The human papillomavirus (HPV) rate of evolution is essential for cancer-preventive strategies targeting HPV. We analyzed variability over time in a prospective, population-based nested case-control study of in situ (CIS) and invasive squamous cervical cancer (SCC). Among 757,690 women who participated in cervical screening in Sweden during 1969 to 2002, we identified 94 women who had HPV16 persistence in two serial cervical screening samples (median 24 months apart, range 0.5-178 months) and later were diagnosed with CIS (n = 59), SCC (n = 32), or remained healthy (n = 3). Whole-HPV16-genome sequencing and comparison of sequences in the serial samples revealed that all women had the same HPV16 lineage, particularly lineage A, in both serial smears. Fifty-six percent of women had an identical 7,906 base pair HPV16 sequence in both samples, and no woman had more than 15 nucleotide substitutions. The median substitution rate was 0 substitutions/site/year (95% confidence interval, 0-0.00008), with no variation between quartiles of follow-up. We concluded that in most women with HPV16 persistence preceding disease, the nucleotide substitution rate was not measurable within up to 15-years follow-up. This slow rate of evolution has important implications for both HPV-based screening and HPV vaccination.
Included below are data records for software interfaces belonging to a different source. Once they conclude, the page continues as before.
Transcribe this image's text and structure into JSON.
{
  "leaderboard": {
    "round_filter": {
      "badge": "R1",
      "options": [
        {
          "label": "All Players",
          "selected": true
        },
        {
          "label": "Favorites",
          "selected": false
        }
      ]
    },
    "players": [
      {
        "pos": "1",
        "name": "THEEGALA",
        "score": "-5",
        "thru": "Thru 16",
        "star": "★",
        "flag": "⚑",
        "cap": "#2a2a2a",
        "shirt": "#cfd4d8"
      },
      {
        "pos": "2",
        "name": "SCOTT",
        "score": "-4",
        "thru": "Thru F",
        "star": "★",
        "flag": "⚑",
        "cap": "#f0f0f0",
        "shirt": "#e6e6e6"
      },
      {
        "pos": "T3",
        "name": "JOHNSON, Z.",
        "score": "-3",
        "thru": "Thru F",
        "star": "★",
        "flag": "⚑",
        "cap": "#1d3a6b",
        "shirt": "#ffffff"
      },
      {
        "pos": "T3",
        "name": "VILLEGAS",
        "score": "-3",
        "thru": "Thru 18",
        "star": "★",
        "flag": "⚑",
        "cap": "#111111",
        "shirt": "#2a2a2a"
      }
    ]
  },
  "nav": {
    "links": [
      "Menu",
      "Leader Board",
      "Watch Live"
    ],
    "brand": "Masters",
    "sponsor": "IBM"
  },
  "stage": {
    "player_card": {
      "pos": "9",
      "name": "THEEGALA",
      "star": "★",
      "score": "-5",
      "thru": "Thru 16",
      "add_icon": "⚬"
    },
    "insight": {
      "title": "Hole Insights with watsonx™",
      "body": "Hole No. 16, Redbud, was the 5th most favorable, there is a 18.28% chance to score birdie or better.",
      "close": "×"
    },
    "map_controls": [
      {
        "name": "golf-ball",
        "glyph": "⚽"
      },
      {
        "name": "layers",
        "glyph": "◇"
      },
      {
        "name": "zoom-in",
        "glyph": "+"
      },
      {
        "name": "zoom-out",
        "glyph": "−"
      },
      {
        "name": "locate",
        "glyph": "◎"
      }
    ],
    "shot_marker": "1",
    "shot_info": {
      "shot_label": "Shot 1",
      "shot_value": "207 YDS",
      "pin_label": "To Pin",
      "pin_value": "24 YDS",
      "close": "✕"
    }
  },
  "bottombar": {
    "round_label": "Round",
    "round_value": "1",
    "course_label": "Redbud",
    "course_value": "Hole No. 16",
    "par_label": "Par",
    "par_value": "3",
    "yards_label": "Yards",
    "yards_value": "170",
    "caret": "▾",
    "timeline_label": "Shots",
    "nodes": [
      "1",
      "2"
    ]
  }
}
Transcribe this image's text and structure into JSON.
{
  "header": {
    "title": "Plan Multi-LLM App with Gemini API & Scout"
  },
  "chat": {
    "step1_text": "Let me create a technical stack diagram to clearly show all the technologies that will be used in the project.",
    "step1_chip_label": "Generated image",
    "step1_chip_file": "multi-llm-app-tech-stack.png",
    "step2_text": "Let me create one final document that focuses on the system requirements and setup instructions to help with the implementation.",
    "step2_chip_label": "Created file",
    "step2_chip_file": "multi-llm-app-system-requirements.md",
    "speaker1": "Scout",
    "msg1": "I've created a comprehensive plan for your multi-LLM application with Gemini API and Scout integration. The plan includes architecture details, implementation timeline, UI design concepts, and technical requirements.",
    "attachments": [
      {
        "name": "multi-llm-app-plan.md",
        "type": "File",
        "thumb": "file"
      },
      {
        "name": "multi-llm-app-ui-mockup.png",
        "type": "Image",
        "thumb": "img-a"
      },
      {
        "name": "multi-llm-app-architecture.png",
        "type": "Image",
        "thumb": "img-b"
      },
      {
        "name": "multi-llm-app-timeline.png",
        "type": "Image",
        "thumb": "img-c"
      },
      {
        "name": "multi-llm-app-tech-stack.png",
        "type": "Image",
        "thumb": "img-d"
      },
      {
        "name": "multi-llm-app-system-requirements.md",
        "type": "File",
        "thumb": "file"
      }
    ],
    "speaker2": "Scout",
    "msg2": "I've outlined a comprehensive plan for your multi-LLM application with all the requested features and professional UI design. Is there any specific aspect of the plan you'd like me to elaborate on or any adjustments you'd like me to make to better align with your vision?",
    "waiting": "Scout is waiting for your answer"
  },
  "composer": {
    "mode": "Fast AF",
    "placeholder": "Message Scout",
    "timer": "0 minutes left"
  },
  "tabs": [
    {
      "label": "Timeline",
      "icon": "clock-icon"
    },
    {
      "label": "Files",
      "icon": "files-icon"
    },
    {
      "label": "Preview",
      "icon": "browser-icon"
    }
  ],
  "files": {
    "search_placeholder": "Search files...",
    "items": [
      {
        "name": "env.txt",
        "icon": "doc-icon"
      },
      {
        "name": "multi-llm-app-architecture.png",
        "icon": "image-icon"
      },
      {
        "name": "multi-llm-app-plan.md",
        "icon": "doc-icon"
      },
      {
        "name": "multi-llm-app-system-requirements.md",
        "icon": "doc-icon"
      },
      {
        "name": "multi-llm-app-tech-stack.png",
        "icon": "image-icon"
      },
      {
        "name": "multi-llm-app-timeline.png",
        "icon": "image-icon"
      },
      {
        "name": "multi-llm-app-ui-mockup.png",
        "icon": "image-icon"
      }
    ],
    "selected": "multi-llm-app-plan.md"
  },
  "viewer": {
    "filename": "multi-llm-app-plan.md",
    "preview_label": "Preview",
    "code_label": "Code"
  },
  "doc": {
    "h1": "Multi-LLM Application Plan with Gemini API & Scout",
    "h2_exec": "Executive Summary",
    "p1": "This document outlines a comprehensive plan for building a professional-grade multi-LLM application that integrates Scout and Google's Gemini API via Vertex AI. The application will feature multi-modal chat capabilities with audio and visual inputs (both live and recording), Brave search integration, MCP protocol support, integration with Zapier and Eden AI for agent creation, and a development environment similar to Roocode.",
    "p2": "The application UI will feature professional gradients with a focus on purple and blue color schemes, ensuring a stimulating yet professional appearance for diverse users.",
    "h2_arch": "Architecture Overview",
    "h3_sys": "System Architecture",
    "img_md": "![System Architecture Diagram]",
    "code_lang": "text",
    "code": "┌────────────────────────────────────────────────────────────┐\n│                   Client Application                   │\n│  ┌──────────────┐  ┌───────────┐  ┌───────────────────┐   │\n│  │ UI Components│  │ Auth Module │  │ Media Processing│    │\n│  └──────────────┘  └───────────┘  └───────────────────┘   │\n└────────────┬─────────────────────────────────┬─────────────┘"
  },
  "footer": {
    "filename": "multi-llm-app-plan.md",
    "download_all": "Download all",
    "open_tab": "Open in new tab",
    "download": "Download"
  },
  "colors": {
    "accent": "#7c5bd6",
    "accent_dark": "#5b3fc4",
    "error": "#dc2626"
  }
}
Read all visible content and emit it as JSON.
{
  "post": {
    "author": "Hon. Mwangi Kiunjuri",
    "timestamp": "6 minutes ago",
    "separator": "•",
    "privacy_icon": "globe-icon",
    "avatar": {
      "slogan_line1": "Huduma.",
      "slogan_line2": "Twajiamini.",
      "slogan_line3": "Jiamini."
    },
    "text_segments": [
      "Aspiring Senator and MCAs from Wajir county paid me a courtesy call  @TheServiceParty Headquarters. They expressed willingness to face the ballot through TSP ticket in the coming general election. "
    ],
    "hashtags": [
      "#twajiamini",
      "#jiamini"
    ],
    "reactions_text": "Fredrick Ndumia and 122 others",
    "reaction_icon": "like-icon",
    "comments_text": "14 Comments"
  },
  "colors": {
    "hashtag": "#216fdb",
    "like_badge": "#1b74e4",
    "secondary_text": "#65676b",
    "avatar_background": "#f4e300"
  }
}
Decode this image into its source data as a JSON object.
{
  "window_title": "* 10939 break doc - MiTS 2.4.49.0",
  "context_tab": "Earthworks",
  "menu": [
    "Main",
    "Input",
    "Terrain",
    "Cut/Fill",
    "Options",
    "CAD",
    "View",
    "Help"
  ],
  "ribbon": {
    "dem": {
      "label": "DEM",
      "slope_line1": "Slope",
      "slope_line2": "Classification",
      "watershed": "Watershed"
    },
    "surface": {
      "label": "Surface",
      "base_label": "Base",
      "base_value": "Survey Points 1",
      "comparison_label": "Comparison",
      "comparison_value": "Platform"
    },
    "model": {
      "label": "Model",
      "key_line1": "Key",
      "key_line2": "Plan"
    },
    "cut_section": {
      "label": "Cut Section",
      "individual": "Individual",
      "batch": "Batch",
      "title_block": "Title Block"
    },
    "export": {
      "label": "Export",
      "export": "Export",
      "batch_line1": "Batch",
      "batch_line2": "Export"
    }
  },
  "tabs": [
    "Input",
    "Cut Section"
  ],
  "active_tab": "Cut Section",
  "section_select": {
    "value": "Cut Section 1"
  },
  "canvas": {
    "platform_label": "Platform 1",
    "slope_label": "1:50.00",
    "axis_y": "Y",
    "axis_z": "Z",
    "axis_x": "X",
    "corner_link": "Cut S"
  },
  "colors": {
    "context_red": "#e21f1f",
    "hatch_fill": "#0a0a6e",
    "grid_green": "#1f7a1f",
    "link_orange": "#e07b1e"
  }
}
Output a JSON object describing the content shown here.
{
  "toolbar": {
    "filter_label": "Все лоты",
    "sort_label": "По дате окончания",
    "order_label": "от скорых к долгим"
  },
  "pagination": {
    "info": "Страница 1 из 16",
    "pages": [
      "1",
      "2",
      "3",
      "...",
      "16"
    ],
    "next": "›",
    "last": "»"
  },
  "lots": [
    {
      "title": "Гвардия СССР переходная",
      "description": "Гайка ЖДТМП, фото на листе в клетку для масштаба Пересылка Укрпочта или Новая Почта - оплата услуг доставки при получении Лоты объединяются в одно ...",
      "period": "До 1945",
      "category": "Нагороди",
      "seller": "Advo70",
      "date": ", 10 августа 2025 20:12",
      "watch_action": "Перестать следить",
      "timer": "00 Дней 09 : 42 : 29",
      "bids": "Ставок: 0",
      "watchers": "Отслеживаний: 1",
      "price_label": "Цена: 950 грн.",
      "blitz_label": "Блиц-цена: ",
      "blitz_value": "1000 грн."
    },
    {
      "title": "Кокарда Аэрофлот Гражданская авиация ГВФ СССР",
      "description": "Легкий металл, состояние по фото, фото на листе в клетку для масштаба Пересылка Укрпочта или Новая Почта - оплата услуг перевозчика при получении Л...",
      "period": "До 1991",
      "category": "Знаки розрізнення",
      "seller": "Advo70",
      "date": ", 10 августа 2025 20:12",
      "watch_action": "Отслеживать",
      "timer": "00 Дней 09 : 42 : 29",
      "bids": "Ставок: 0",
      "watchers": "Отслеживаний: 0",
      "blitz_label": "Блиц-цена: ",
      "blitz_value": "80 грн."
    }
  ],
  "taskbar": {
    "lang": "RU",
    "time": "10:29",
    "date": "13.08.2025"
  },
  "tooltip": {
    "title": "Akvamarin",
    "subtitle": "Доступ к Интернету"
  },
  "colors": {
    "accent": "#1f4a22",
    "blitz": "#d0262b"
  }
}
SIGNIFICANCE: These findings show there is no genomic variation over time in HPV16 infections progressing to cervical cancer, which could influence risk stratification of women when screening for cervical cancer and inform HPV vaccination strategies.
©2019 American Association for Cancer Research.